### [Task to carry out]
Copy all lines below containing "сайта".

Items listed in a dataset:

▬▬▬▬▬▬

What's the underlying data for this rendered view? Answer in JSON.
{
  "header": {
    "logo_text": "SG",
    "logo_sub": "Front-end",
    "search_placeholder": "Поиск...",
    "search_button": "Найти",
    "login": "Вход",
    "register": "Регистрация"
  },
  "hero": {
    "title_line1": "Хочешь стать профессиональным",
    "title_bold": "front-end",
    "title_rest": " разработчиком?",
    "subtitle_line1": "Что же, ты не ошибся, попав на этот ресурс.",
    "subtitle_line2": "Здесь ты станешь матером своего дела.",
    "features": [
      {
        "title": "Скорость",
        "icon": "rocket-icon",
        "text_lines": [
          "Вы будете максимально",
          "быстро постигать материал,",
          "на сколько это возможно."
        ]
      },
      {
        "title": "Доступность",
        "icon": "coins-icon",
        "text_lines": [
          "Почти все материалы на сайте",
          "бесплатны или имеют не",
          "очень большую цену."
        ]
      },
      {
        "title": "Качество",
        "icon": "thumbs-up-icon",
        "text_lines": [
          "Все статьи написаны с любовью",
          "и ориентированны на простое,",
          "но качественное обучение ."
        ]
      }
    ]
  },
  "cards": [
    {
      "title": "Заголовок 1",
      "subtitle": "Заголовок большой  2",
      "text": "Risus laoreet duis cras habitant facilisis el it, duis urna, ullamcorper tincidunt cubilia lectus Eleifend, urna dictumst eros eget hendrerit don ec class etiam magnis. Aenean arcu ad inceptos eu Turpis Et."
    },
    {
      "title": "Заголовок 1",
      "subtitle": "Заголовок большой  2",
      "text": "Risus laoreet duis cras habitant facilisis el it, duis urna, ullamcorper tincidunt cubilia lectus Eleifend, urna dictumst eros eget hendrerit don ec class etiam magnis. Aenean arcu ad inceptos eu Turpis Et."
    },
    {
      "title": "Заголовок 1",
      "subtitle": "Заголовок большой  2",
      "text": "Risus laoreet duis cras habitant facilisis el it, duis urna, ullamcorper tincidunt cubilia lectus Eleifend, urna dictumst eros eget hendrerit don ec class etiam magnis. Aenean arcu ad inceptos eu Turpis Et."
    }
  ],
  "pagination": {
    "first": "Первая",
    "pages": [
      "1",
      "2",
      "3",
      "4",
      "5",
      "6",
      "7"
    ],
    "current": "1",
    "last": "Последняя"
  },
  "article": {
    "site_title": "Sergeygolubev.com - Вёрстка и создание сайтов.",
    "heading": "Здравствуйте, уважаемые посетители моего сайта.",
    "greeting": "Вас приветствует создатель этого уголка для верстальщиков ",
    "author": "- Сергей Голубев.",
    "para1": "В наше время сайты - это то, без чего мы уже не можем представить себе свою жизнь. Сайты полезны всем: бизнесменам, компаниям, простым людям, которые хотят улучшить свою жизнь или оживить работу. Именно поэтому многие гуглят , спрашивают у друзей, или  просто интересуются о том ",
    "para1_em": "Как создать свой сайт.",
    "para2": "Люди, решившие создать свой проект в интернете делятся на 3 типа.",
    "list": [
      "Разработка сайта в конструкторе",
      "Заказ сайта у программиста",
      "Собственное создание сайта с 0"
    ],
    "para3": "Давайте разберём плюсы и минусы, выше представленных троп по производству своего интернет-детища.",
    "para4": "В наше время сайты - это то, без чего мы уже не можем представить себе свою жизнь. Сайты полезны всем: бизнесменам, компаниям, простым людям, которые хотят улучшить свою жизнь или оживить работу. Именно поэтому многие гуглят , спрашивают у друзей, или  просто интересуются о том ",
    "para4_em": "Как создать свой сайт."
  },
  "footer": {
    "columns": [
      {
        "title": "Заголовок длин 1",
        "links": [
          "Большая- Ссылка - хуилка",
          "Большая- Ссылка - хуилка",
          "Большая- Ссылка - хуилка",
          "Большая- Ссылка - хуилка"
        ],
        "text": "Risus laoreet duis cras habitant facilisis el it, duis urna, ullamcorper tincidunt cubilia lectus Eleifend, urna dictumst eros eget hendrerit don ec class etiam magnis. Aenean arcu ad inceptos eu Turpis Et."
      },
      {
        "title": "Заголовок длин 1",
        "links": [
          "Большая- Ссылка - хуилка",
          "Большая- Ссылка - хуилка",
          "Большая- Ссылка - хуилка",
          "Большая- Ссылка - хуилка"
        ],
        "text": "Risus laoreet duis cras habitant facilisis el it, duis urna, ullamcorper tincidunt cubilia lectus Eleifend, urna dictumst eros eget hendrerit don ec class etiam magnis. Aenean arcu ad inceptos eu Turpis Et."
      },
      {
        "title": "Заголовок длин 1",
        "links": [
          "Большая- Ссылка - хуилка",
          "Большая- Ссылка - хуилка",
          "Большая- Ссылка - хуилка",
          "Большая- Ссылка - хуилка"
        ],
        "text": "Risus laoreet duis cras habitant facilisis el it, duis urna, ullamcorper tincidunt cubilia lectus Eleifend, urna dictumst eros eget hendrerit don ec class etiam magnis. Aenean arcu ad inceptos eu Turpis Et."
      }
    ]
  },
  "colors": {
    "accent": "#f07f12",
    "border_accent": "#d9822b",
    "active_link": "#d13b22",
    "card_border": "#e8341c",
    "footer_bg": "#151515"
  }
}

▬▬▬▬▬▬

### [Response box]
    "heading": "Здравствуйте, уважаемые посетители моего сайта.",
      "Разработка сайта в конструкторе",
      "Заказ сайта у программиста",
      "Собственное создание сайта с 0"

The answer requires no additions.